The Ivan Reese, by type or time.
Magnetic Fields

I tried to learn how magnets work by making them from scratch.


In the below simulation, you can drag the white dot at the center.

This first experiment (above) was about simulating the field around a single wire carrying DC.

The wire is pointing straight out of the screen, so the field around it looks like a circle.

The particles are flowing in the direction of magnetic North. The blue glow around the wire shows the strength of the field, but it doesn’t show anything about the polarity.


In the below, try dragging one dot on top of the other. Looks like a pulsar, hey?

This experiment (above) involved two wires, each carrying the current in opposite directions (outward on the left, inward on the right).

I decided that the story behind the particles is that they’re what you’d get if you broke compass needles in half, and each half was purely attracted toward its preferred magnetic pole.

Physically impossible (probably), kinda nonsense, but very useful for exploring the space intuitively.

More wires now, to better understand if the way I’m modelling the field actually works the way it ought to.

And it super doesn’t!

For instance, the glows around wires (showing field intensity) now incorporates a bit of info about polarity. But it’s wrong!

So I did a bunch more research, rewrote the code so that it runs on the GPU, and set up a rough SDF model of an electric motor:

Now we’re talking! The glows now show poles — red is a North pole, blue is a South pole.
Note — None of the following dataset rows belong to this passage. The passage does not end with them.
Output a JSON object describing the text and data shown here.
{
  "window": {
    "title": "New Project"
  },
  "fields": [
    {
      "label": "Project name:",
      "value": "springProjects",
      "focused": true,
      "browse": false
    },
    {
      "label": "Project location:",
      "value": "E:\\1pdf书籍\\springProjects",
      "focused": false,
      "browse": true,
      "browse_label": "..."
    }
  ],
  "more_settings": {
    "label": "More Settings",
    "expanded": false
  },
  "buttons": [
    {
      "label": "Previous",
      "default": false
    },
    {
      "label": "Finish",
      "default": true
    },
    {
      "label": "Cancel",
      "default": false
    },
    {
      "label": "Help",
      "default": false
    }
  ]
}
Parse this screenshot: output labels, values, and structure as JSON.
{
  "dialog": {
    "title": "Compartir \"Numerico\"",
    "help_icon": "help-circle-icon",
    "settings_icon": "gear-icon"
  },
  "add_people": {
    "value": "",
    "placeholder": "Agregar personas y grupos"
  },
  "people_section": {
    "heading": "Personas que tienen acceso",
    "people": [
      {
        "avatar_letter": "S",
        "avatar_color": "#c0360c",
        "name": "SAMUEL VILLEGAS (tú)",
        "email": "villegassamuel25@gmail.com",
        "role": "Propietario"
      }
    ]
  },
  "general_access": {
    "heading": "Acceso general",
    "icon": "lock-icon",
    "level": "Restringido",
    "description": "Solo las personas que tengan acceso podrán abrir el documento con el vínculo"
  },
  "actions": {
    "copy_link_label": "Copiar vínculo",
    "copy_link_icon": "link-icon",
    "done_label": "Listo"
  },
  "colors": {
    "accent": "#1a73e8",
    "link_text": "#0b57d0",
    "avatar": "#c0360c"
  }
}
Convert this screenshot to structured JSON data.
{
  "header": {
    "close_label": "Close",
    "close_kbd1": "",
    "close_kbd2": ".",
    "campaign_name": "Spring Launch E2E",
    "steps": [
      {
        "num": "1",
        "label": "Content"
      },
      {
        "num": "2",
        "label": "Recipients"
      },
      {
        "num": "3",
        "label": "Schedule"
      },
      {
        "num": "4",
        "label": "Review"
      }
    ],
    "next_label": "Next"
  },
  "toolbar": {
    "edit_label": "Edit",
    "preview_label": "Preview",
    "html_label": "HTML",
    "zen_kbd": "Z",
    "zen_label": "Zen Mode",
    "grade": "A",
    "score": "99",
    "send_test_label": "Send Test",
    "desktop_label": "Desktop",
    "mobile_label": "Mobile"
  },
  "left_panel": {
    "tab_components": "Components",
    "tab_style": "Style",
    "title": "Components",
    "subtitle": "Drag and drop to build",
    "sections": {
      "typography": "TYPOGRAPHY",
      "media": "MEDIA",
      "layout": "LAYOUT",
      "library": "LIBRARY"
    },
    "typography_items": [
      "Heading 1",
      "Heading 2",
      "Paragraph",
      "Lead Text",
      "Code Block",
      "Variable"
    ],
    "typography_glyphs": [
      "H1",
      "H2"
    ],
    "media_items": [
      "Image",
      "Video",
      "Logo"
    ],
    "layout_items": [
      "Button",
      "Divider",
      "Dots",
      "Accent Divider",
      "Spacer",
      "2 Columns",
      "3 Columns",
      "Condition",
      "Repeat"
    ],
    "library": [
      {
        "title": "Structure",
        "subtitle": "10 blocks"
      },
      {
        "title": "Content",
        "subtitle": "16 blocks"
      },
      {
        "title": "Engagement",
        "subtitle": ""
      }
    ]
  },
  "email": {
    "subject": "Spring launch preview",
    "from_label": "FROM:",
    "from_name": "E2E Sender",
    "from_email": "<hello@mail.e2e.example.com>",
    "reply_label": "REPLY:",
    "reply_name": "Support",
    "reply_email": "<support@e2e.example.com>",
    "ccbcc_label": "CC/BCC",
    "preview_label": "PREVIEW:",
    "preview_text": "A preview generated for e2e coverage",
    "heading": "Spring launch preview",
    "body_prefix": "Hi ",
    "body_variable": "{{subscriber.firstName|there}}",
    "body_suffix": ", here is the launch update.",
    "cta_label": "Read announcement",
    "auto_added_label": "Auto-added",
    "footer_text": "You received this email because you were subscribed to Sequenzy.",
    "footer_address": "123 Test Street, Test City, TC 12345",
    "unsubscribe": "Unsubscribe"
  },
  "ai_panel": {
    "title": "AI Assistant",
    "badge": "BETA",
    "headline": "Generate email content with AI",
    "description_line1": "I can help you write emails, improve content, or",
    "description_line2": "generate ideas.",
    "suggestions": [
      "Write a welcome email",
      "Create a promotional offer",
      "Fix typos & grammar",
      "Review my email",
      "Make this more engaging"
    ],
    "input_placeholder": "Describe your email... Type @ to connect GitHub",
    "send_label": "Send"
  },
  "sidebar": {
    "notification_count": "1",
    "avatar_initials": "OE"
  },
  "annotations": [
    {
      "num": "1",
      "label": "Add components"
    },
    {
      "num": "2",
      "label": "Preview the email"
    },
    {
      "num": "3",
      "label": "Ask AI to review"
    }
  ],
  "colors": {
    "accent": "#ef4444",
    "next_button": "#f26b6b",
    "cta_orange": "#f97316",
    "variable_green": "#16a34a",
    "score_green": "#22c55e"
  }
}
The dots around the outside are the 12 coils of wire in the stator, carefully arranged to turn 3-phase AC power into something called an RMF or Rotating Magnetic Field.

You can turn “Rotor Strength” down to zero and then all you’ll see is the RMF. I was so thrilled when I got this working, and the field rotated smoothly.

I learned a lot from this project — I’ll do a more detailed writeup in the future.